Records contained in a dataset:
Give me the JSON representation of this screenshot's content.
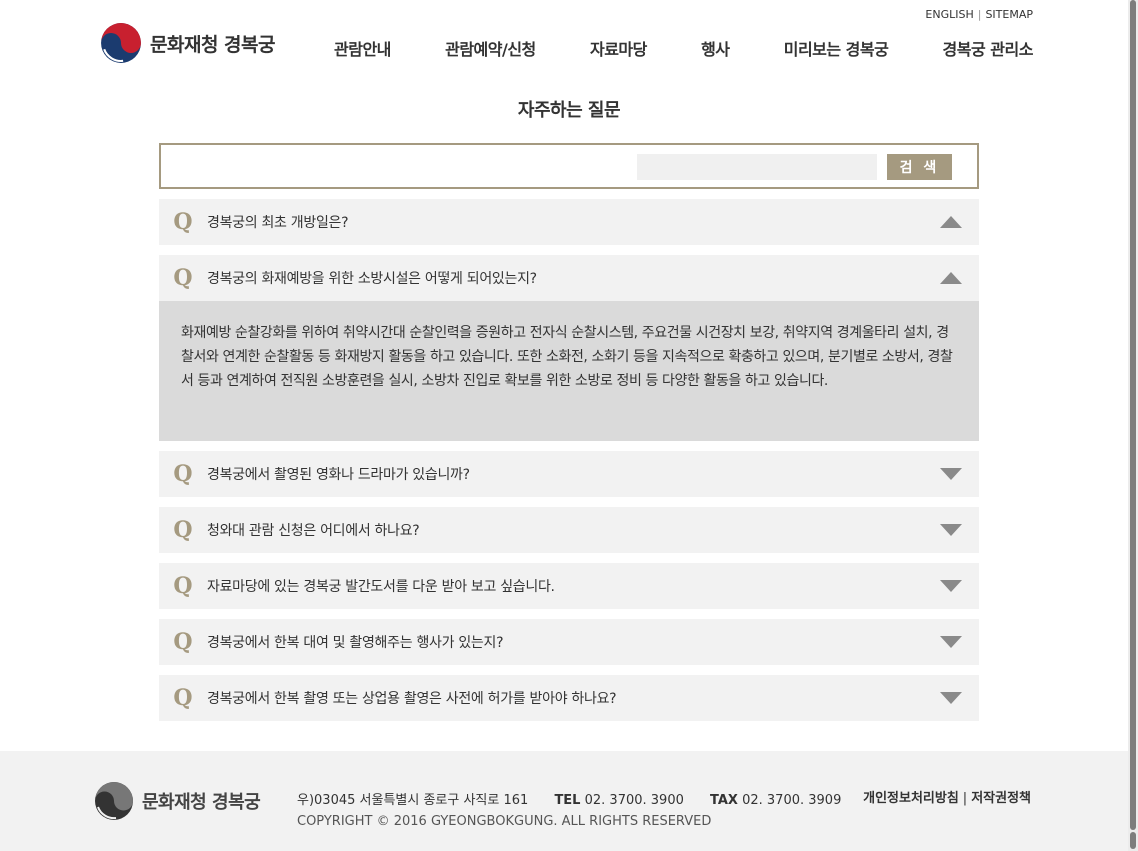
{
  "header": {
    "util_links": [
      "ENGLISH",
      "SITEMAP"
    ],
    "logo_text": "문화재청 경복궁",
    "nav": [
      "관람안내",
      "관람예약/신청",
      "자료마당",
      "행사",
      "미리보는 경복궁",
      "경복궁 관리소"
    ]
  },
  "page_title": "자주하는 질문",
  "search": {
    "placeholder": "",
    "button_label": "검 색"
  },
  "faq": [
    {
      "q": "Q",
      "question": "경복궁의 최초 개방일은?",
      "state": "collapsed-up"
    },
    {
      "q": "Q",
      "question": "경복궁의 화재예방을 위한 소방시설은 어떻게 되어있는지?",
      "state": "expanded",
      "answer": "화재예방 순찰강화를 위하여 취약시간대 순찰인력을 증원하고 전자식 순찰시스템, 주요건물 시건장치 보강, 취약지역 경계울타리 설치, 경찰서와 연계한 순찰활동 등 화재방지 활동을 하고 있습니다. 또한 소화전, 소화기 등을 지속적으로 확충하고 있으며, 분기별로 소방서, 경찰서 등과 연계하여 전직원 소방훈련을 실시, 소방차 진입로 확보를 위한 소방로 정비 등 다양한 활동을 하고 있습니다."
    },
    {
      "q": "Q",
      "question": "경복궁에서 촬영된 영화나 드라마가 있습니까?",
      "state": "collapsed"
    },
    {
      "q": "Q",
      "question": "청와대 관람 신청은 어디에서 하나요?",
      "state": "collapsed"
    },
    {
      "q": "Q",
      "question": "자료마당에 있는 경복궁 발간도서를 다운 받아 보고 싶습니다.",
      "state": "collapsed"
    },
    {
      "q": "Q",
      "question": "경복궁에서 한복 대여 및 촬영해주는 행사가 있는지?",
      "state": "collapsed"
    },
    {
      "q": "Q",
      "question": "경복궁에서 한복 촬영 또는 상업용 촬영은 사전에 허가를 받아야 하나요?",
      "state": "collapsed"
    }
  ],
  "footer": {
    "logo_text": "문화재청 경복궁",
    "address": "우)03045 서울특별시 종로구 사직로 161",
    "tel_label": "TEL",
    "tel": "02. 3700. 3900",
    "fax_label": "TAX",
    "fax": "02. 3700. 3909",
    "copyright": "COPYRIGHT © 2016 GYEONGBOKGUNG. ALL RIGHTS RESERVED",
    "links": [
      "개인정보처리방침",
      "저작권정책"
    ]
  },
  "colors": {
    "accent": "#a59a80",
    "faq_bg": "#f2f2f2",
    "answer_bg": "#dadada",
    "arrow": "#8a8a8a"
  }
}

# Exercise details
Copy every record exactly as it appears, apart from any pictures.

# Problem solution
Give me the JSON representation of this screenshot's content.
{
  "header": {
    "util_links": [
      "ENGLISH",
      "SITEMAP"
    ],
    "logo_text": "문화재청 경복궁",
    "nav": [
      "관람안내",
      "관람예약/신청",
      "자료마당",
      "행사",
      "미리보는 경복궁",
      "경복궁 관리소"
    ]
  },
  "page_title": "자주하는 질문",
  "search": {
    "placeholder": "",
    "button_label": "검 색"
  },
  "faq": [
    {
      "q": "Q",
      "question": "경복궁의 최초 개방일은?",
      "state": "collapsed-up"
    },
    {
      "q": "Q",
      "question": "경복궁의 화재예방을 위한 소방시설은 어떻게 되어있는지?",
      "state": "expanded",
      "answer": "화재예방 순찰강화를 위하여 취약시간대 순찰인력을 증원하고 전자식 순찰시스템, 주요건물 시건장치 보강, 취약지역 경계울타리 설치, 경찰서와 연계한 순찰활동 등 화재방지 활동을 하고 있습니다. 또한 소화전, 소화기 등을 지속적으로 확충하고 있으며, 분기별로 소방서, 경찰서 등과 연계하여 전직원 소방훈련을 실시, 소방차 진입로 확보를 위한 소방로 정비 등 다양한 활동을 하고 있습니다."
    },
    {
      "q": "Q",
      "question": "경복궁에서 촬영된 영화나 드라마가 있습니까?",
      "state": "collapsed"
    },
    {
      "q": "Q",
      "question": "청와대 관람 신청은 어디에서 하나요?",
      "state": "collapsed"
    },
    {
      "q": "Q",
      "question": "자료마당에 있는 경복궁 발간도서를 다운 받아 보고 싶습니다.",
      "state": "collapsed"
    },
    {
      "q": "Q",
      "question": "경복궁에서 한복 대여 및 촬영해주는 행사가 있는지?",
      "state": "collapsed"
    },
    {
      "q": "Q",
      "question": "경복궁에서 한복 촬영 또는 상업용 촬영은 사전에 허가를 받아야 하나요?",
      "state": "collapsed"
    }
  ],
  "footer": {
    "logo_text": "문화재청 경복궁",
    "address": "우)03045 서울특별시 종로구 사직로 161",
    "tel_label": "TEL",
    "tel": "02. 3700. 3900",
    "fax_label": "TAX",
    "fax": "02. 3700. 3909",
    "copyright": "COPYRIGHT © 2016 GYEONGBOKGUNG. ALL RIGHTS RESERVED",
    "links": [
      "개인정보처리방침",
      "저작권정책"
    ]
  },
  "colors": {
    "accent": "#a59a80",
    "faq_bg": "#f2f2f2",
    "answer_bg": "#dadada",
    "arrow": "#8a8a8a"
  }
}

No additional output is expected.